The Dutch police commissioner, Bernard Welten, told a news conference in the country's capital that police received a telephone call on Wednesday night "warning that three men were planning to carry out an attack with explosives in Amsterdam." The call came from Brussels and named home furnishing retailers Ikea among other large stores to be targeted. Following up on the information, police on Thursday morning prevented dozens of shops, a movie theatre and the Ikea store from opening their doors to the public "to prevent any explosives from entering," said Mr Welten.
Amsterdam mayor Job Cohen said that Wednesday's call had warned of "an action with the aim of claiming casualties in busy places. "We couldn't take any risks," he said about the closure of shops, adding that "we do not yet have sufficient information to lift" the security measures.
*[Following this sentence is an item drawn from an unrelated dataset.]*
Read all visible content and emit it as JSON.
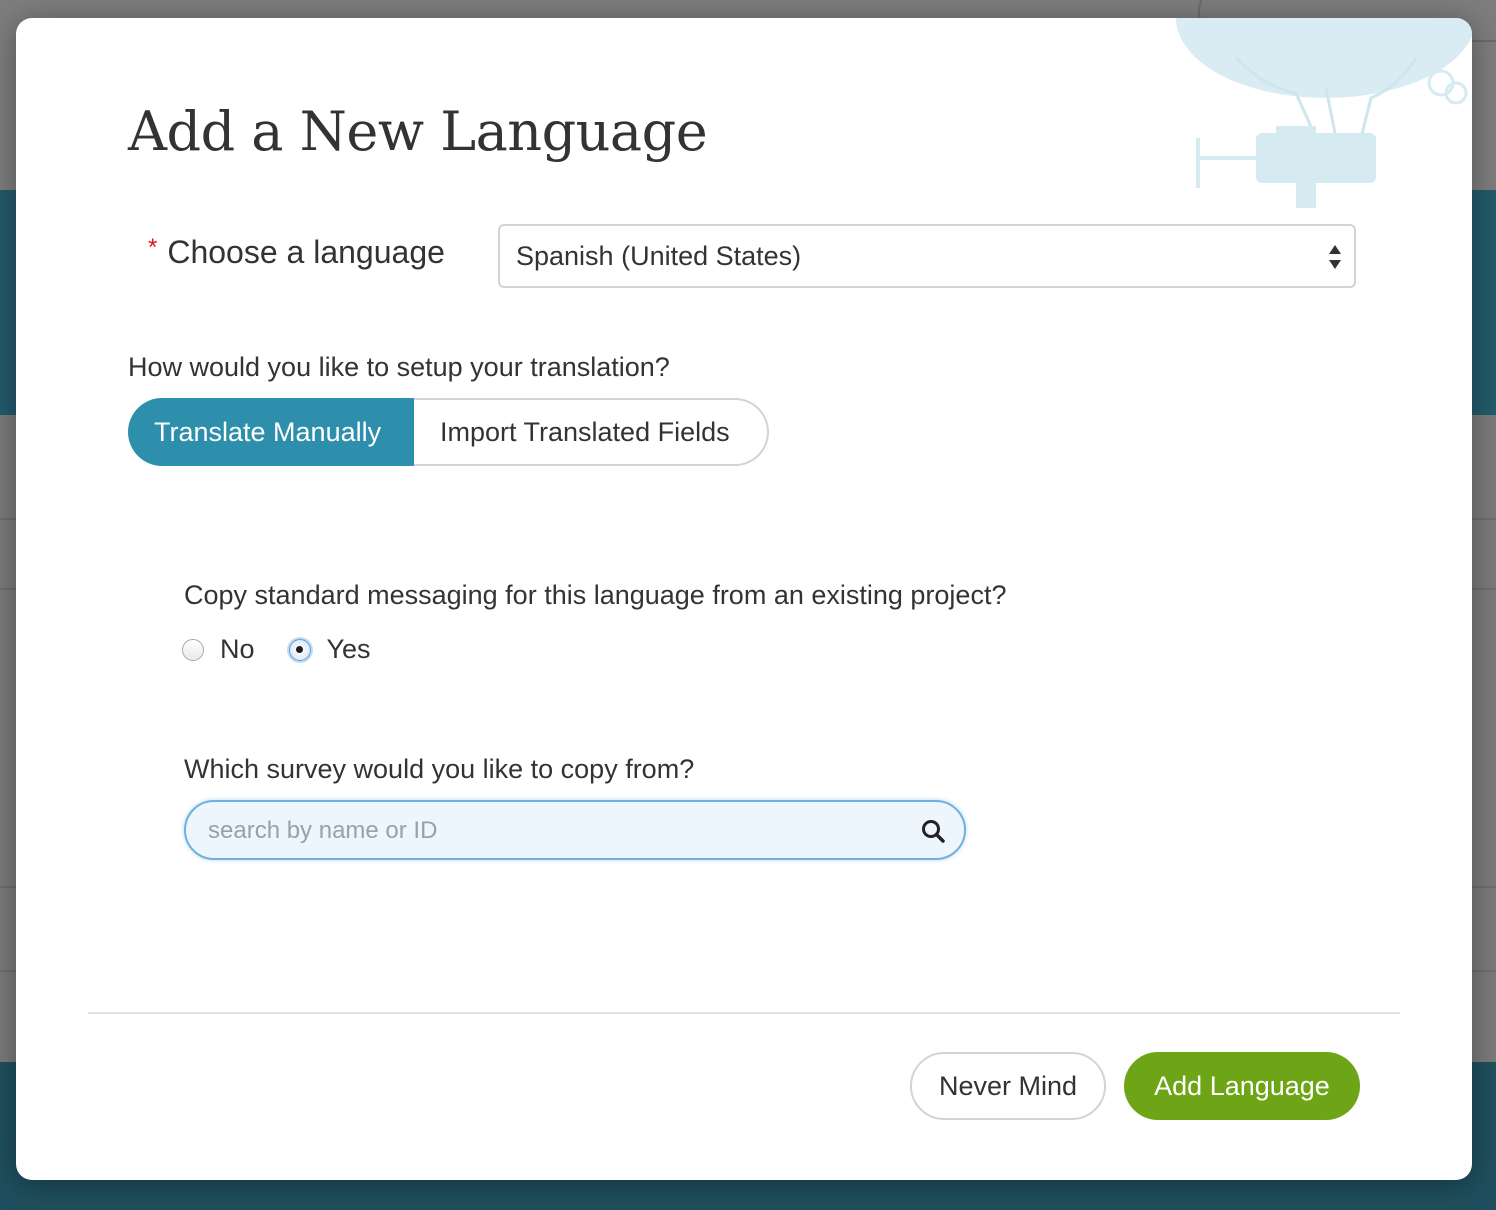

The officials would not say anything about the caller's motives or the veracity of the threat. A police statement earlier said the threat, which it said "should be taken seriously" had caused an appearance by American band The Killers at the Heineken Music Hall to be postponed.
Dozens of shops remained closed throughout the day. Most had not yet opened their doors in the morning when the area was closed off. Several employees were evacuated. Wim Kok, a spokesman for the office of the national antiterrorism coordinator, said there was no reason to raise the terror alert. Janna Langlere, a promoter for the Arena Boulevard affected by the closure, said the threat was received by Ikea in the morning, apparently aimed at all "megastores."
"This is a lost business day. We have had telephone calls about claims for damages [by shop owners], and it is being looked into." *AFP and AP